INSTRUCTIONS TO FOLLOW: Look through the records and copy each line with the string "content" in it.

Element data from apps and pages:
^^^^^^^^^^^^^^^^

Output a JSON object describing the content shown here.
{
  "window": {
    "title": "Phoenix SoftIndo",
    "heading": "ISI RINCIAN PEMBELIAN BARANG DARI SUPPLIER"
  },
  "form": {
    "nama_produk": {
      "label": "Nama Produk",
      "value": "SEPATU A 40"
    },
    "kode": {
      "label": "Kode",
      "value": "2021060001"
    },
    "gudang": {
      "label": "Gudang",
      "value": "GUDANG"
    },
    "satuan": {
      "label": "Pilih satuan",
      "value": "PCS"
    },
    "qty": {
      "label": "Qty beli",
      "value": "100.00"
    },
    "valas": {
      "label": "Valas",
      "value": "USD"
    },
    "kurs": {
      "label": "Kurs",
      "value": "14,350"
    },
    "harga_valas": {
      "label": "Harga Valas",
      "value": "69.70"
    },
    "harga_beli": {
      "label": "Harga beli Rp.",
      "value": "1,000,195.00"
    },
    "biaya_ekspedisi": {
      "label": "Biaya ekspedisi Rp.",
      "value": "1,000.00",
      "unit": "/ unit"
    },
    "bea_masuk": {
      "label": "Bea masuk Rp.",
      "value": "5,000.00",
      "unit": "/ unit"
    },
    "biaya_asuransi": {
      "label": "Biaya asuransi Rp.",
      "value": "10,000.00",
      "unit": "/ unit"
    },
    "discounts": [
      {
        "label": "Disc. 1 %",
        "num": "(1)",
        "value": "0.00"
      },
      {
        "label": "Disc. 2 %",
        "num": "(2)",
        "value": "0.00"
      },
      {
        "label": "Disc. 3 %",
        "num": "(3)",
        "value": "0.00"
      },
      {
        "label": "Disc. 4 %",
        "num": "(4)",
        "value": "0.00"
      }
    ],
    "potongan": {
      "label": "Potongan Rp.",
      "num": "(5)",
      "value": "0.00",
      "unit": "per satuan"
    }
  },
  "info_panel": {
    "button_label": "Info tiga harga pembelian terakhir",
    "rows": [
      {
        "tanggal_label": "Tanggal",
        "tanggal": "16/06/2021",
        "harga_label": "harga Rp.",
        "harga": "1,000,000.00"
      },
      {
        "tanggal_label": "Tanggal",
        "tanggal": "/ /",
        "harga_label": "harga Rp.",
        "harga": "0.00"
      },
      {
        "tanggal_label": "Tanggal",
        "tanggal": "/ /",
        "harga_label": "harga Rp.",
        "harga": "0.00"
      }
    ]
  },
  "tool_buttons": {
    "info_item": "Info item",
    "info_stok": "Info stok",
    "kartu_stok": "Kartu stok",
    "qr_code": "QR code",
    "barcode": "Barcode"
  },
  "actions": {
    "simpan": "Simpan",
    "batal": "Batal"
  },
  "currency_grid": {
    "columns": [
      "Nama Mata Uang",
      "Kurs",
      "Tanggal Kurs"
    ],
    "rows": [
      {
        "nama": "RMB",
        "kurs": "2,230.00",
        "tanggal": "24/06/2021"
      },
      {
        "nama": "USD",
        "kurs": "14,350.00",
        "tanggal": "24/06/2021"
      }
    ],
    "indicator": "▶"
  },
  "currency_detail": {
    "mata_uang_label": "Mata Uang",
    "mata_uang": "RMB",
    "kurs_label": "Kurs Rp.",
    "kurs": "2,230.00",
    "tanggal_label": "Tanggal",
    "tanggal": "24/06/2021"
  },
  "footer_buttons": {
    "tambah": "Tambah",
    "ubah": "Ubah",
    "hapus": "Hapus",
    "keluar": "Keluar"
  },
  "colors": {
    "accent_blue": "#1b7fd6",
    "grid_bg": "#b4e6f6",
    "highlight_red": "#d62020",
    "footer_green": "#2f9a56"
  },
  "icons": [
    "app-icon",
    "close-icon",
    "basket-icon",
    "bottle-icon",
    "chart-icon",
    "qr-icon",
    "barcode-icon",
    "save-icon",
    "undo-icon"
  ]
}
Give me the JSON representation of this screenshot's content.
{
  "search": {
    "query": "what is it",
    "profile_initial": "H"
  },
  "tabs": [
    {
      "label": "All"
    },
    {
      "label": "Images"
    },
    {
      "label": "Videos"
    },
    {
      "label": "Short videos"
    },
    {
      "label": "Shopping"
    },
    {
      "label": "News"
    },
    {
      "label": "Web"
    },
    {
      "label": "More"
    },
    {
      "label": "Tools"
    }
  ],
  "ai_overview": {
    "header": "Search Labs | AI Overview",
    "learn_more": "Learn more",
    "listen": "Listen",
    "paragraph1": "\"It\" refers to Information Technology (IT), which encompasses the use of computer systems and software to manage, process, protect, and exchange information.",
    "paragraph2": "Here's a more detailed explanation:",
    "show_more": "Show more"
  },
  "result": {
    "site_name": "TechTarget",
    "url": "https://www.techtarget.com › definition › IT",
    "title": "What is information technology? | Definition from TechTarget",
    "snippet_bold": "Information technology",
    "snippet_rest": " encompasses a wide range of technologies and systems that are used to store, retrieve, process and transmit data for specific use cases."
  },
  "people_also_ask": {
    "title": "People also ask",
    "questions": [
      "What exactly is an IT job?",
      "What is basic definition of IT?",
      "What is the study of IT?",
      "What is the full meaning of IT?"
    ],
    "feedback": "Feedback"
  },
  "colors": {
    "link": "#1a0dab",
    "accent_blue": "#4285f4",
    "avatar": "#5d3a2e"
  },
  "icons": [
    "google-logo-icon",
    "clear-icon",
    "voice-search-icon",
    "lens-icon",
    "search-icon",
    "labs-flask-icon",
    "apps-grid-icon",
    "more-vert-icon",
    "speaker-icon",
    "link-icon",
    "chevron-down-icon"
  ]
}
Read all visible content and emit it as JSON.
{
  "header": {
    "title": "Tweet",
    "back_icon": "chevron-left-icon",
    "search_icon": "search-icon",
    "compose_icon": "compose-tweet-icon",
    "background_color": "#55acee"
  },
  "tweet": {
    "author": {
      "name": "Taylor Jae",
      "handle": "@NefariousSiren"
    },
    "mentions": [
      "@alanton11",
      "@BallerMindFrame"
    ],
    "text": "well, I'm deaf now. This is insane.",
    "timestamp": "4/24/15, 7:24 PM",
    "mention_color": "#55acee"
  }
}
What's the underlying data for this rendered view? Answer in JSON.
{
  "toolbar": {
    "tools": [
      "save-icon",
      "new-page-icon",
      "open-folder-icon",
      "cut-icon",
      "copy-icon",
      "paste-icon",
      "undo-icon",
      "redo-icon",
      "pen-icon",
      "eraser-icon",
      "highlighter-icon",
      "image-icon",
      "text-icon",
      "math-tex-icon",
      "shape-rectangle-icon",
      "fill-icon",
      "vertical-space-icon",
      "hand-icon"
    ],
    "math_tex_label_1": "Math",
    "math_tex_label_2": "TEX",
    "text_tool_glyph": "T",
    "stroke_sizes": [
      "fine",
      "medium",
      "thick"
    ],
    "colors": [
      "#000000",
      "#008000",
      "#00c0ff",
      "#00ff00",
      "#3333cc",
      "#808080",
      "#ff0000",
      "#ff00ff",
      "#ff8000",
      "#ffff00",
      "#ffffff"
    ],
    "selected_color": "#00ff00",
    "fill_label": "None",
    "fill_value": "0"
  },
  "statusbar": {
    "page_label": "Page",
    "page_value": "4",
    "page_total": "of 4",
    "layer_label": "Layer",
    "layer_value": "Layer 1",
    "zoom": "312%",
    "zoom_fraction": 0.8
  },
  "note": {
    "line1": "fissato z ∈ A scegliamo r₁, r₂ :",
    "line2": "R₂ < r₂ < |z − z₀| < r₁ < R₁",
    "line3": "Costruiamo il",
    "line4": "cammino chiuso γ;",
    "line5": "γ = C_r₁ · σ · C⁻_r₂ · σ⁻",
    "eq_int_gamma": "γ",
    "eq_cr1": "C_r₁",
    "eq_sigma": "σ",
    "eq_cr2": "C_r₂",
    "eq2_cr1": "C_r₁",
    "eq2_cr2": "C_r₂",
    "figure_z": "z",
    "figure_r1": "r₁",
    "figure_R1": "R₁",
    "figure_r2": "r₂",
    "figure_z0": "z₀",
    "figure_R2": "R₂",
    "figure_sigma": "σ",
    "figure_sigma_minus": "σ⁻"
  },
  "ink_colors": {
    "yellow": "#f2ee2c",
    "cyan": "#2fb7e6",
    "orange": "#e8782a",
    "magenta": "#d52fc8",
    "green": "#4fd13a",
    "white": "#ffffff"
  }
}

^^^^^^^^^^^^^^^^

TASK SOLUTION:
Output a JSON object describing the content shown here.
Give me the JSON representation of this screenshot's content.
Read all visible content and emit it as JSON.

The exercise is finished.